After Vander's death in 1904, his sons Henry and Alfred took over. The company grew post-WWI, launching a secondhand silver department in 1921. In the 1920s, C.J. Vander supplied prestigious stores like Tessier's Bond Street, D & J Welby, Hancocks & Co., and the Goldsmiths & Silversmiths Company. Due to WWII, they relocated temporarily in 1941 and returned to Fetter Lane in 1943, halting production to retrain silversmiths.

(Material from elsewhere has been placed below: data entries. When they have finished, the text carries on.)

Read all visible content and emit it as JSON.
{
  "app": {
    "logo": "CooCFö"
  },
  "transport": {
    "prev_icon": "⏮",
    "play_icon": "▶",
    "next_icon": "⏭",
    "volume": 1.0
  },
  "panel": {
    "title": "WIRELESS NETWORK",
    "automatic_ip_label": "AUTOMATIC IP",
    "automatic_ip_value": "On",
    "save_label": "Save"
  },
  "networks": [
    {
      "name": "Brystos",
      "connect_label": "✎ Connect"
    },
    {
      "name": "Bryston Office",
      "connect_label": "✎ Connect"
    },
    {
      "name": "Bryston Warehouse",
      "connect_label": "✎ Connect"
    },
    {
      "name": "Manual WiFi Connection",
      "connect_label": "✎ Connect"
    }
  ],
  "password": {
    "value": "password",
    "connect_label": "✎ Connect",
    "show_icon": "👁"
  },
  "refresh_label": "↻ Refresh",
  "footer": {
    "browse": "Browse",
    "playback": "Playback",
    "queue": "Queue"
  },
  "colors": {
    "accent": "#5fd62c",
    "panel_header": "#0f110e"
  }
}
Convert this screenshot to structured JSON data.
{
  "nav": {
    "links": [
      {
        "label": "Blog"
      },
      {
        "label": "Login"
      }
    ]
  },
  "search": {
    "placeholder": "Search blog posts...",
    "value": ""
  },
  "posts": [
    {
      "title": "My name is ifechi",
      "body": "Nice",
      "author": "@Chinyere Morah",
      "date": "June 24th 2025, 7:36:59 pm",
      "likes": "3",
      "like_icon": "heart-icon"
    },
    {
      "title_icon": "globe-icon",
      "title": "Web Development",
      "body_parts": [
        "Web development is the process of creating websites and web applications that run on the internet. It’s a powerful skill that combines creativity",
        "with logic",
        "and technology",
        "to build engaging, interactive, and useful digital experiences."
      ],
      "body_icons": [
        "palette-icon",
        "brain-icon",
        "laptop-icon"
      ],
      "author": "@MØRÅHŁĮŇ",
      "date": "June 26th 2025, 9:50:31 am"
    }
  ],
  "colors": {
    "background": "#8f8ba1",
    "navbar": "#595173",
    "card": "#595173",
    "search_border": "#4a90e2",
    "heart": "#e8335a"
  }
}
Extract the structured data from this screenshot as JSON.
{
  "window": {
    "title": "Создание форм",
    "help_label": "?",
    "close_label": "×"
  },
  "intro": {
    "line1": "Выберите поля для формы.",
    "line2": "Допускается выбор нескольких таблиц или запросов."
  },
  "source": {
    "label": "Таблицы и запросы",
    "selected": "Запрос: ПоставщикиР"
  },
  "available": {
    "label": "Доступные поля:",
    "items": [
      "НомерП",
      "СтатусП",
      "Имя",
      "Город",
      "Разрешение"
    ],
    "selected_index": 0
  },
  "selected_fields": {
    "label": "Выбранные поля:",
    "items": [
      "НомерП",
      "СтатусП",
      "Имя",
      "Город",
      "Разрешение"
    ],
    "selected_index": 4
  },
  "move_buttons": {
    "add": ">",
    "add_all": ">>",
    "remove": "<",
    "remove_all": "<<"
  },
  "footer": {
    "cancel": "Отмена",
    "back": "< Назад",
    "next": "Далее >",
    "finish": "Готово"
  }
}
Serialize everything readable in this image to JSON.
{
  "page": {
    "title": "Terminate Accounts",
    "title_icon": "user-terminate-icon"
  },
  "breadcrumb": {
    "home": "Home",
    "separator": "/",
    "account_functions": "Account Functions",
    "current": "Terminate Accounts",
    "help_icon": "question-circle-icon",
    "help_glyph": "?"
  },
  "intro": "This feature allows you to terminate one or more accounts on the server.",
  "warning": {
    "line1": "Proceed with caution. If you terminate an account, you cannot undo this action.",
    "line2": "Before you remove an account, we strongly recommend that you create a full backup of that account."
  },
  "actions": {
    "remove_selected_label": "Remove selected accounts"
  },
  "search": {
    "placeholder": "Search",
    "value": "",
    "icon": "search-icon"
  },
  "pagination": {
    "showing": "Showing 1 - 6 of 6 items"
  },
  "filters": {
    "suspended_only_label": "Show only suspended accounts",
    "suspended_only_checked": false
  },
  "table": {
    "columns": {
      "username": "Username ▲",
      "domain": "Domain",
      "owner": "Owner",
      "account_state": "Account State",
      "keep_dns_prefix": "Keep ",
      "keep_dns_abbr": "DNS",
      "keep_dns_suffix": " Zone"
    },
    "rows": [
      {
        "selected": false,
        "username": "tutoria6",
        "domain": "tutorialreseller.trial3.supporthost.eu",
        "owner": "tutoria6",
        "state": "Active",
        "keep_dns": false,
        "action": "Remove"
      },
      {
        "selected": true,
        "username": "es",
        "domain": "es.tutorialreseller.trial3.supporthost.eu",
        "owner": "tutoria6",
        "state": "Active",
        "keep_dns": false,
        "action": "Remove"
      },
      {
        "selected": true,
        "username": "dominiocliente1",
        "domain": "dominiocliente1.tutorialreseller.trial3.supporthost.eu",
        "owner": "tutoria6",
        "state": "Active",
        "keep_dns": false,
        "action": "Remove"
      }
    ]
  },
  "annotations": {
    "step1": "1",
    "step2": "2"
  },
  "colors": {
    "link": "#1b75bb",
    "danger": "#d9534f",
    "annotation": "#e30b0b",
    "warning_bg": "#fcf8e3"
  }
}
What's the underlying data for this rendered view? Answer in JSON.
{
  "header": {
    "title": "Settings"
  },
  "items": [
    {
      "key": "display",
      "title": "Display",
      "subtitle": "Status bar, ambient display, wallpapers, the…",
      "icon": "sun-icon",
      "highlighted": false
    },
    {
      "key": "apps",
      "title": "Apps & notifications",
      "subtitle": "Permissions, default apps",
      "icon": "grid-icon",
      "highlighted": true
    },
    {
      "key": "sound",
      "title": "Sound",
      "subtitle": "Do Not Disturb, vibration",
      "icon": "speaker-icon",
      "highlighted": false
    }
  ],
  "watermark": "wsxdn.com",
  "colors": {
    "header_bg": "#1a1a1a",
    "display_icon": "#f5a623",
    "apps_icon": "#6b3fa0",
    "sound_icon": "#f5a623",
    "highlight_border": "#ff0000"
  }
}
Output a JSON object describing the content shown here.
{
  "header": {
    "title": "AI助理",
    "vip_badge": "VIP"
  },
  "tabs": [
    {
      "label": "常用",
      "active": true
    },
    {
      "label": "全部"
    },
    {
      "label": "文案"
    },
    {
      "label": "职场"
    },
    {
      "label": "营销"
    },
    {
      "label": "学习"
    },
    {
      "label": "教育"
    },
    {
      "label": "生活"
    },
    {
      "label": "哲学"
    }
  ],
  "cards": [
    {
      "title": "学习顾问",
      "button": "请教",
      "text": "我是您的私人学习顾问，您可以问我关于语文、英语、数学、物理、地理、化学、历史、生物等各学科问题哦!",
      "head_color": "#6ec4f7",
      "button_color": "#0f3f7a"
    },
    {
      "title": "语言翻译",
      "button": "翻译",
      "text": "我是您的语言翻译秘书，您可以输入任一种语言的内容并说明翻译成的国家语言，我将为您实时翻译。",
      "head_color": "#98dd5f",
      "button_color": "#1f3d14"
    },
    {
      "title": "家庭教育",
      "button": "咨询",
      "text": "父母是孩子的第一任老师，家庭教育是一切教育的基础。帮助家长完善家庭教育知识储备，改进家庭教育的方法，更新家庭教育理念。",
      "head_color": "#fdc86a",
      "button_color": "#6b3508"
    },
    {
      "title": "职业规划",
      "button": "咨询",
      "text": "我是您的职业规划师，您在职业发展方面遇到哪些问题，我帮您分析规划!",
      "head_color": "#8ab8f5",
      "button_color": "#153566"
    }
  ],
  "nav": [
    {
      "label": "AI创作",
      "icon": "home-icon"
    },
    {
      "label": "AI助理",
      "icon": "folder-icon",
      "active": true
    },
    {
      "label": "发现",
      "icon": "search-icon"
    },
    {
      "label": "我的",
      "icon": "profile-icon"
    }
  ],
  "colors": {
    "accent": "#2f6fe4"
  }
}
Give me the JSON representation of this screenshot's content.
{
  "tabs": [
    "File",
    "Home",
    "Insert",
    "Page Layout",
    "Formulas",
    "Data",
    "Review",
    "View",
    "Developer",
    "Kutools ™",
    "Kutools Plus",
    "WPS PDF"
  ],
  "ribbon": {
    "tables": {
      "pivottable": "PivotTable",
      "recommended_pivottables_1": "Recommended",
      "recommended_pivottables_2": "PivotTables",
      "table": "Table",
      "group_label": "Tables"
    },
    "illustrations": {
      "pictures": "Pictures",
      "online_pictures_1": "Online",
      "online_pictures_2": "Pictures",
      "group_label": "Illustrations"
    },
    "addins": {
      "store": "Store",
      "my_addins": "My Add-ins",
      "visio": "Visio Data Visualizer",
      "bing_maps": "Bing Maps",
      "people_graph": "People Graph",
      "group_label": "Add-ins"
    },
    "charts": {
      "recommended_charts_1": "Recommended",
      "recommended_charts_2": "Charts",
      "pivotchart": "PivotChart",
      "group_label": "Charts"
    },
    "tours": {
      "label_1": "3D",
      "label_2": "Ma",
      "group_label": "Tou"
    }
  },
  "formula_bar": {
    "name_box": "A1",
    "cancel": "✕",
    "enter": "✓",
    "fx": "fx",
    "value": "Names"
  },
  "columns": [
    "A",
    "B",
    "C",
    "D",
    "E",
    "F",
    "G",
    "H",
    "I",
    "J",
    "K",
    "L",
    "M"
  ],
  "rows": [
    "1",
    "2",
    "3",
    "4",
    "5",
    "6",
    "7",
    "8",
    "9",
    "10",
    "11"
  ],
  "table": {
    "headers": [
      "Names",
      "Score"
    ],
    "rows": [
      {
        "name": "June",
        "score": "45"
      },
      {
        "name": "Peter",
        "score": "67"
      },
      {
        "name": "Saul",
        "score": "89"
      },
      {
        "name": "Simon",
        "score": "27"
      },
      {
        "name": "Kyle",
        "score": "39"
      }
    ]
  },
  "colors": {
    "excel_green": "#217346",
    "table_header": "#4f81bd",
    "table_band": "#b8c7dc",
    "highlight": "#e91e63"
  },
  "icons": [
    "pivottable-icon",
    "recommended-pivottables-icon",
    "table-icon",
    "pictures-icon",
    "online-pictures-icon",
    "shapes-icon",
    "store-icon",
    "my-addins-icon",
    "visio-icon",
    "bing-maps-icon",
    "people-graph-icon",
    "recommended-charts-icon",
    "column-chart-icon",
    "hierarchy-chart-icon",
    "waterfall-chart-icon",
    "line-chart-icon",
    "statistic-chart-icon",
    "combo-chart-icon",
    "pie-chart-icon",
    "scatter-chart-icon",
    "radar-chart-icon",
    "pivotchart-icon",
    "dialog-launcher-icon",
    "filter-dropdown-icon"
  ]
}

Towards the end of WWII, John Hodges, the managing director of the Goldsmiths & Silversmiths Company, contacted Vander's about steel box dies acquired from Francis Higgins. These dies, stored in Edward Barnards and Sons Ltd's basement, were intended for post-war production. The cutlery dies originated from mergers and takeovers involving Eley, Fearn & Chawner, Chawner & Co., William and Elizabeth Eaton, and Holland Aldwinckle and Slater. However, Barnards could not use the massive fly press, with arms sixteen feet across, so Arthur Vander and Goldsmiths & Silversmiths Co. sought alternatives. Vander's explored using the dies in a power-driven press via the Royal Mint, eventually purchasing a secondhand machine that was still in use at their Hatton Garden workshop until it closed.


This prominent manufacturing silversmith firm was the largest in England outside of London, Birmingham, and Sheffield. Established by W. Woodman in Bristol at the end of the 18th century, it was later succeeded by Robert Williams, who partnered with his sons, James and Josiah Williams. Upon Robert Williams' retirement in 1853, the business was renamed James and Josiah Williams. By 1877, James had passed away, and Josiah partnered with George Maudsley Jackson. Josiah retired in 1879, leaving Jackson as the sole partner.

Following the closure of the Exeter Assay Office in 1883, George Jackson registered the first hallmark for Josiah Williams & Co. at the London Assay Office, while maintaining the Bristol address. In 1884, David Fullerton joined as a partner. Jackson retired in 1915, and Fullerton took sole control, later becoming chairman when the firm became a limited liability company. Fullerton died in 1930, a decade before their factory was destroyed in a major air raid during WWII that devastated many historic buildings in the heart of Bristol.